An example below of one of Greg’s pre-computer graphics. This style was perfect for the transition to computer-based illustration.

The examples below are all digital.

Greg has drawn hundreds of buildings for VanDam’s excellent series of maps. Some examples:

Stephan Van Dam was approached by the National Gallery of Art to create a map (for the 75th anniversary of the museum), and to build a miniature version of the East Wing as a display case. Stephan and his team collaborated with Greg on the project.

The SketchUp model, and a Shaderlight rendering for the map.

The team studied the East Wing, and determined the best way to reflect the architecture in a lucite case that would hold the maps.
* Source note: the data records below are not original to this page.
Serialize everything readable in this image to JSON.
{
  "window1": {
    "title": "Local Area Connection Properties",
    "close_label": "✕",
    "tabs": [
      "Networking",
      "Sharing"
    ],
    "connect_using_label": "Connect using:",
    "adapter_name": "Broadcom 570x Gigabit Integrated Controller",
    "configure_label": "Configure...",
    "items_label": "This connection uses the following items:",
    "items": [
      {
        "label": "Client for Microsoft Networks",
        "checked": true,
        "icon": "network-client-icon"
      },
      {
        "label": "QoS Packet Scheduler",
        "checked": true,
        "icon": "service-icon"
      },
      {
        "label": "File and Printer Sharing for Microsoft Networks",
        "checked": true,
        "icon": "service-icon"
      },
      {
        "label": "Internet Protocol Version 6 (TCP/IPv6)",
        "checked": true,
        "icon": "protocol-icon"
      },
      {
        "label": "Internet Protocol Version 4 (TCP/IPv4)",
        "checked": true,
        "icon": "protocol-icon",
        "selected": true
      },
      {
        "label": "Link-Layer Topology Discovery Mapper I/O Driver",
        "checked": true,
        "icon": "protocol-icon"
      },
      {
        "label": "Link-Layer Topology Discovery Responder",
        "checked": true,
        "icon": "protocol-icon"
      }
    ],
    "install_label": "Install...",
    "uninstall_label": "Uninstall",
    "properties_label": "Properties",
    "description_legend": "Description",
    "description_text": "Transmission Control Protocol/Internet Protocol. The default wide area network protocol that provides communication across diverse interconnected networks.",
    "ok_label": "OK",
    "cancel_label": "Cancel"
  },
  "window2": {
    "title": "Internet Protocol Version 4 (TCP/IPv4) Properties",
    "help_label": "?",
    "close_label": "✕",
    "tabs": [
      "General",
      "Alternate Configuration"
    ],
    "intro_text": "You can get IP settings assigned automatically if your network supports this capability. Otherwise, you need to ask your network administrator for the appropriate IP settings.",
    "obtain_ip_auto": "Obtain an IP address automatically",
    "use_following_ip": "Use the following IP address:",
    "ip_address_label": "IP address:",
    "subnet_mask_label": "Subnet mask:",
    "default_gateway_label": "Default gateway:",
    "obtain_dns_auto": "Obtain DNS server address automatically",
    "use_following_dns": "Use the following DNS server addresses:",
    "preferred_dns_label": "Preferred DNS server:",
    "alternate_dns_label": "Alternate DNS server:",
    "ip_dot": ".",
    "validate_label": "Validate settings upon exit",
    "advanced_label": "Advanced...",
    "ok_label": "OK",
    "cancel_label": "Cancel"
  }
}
Using SketchUp, Greg created a 3D model of the shell. Then the dividers and pockets were designed.

Making the complex case, with it’s sharp 18-degree corners was a real challenge. Stephan wasn’t able to find a model manufacturer in the U.S., but eventually a Shanghai-based shop agreed to construct it.

See the range of VanDam maps, and buy them, here: http://www.vandam.com

(All map, building & display images ©VanDamMedia. All rights reserved.)

Malofiej 25


Next week, I’ll be in Pamplona, Spain for the Malofiej conference and workshop (M25). It’s not too late to sign up for this essential infographics and data visualization event. I’m co-hosting the “Show Don’t Tell” workshop with two super-talented and influential infographics people: Fernando Baptista from National Geographic magazine, and Xaquín González, who until very recently led the Guardian Visuals team.

Fernando: https://twitter.com/fg_baptista?lang=en
Xaquín: https://twitter.com/xocasgv?lang=en

There is no other event in the world that is entirely focused on all forms of explanatory graphics. From the workshop, to the conference, to the awards (which are judged by an impressive roster of international professionals). Then there’s the friendliness and openness of the whole thing. Ask anyone who has been there. It’s a place to learn new things, and to become part of the infographic community. Yes, I am very biased (having been there 22 times), but I highly recommend it.

See the program: http://www.malofiejgraphics.com/malofiej-world-summit-program/

Register for the workshop or conference (or preferably both) using the form here: http://www.malofiejgraphics.com/infographic-world-summit-registration/

I think of Malofiej as the United Nations of Infographics. People from all over the world seem to get on just fine. An encouraging lesson in these difficult times.

Malofiej 1

Out of interest, I’ve been looking at 1993, which was the year of Malofiej 1. The internet existed, but there was only the visually-limited (although leading edge at the time) Mosaic browser, which later became Netscape.

Consequently, Malofiej 1 was entirely about print infographics. Illustrator 5.0 came out that year, and finally we had layers and a preview mode. Photoshop 2.5, however, did not have layers, or multiple undos. The Mac operating system was System 7.

Desktop: Quadra 700 with 8 MB (!) of RAM.

Portable: PowerBook 180c. 4-bit grayscale screen, 80MB hard drive. With a trackball.

And… I have to say that M25, for anyone British (like me), brings to mind the 117-mile (188 km) motorway that surrounds London. It’s one of the busiest roads in the U.K.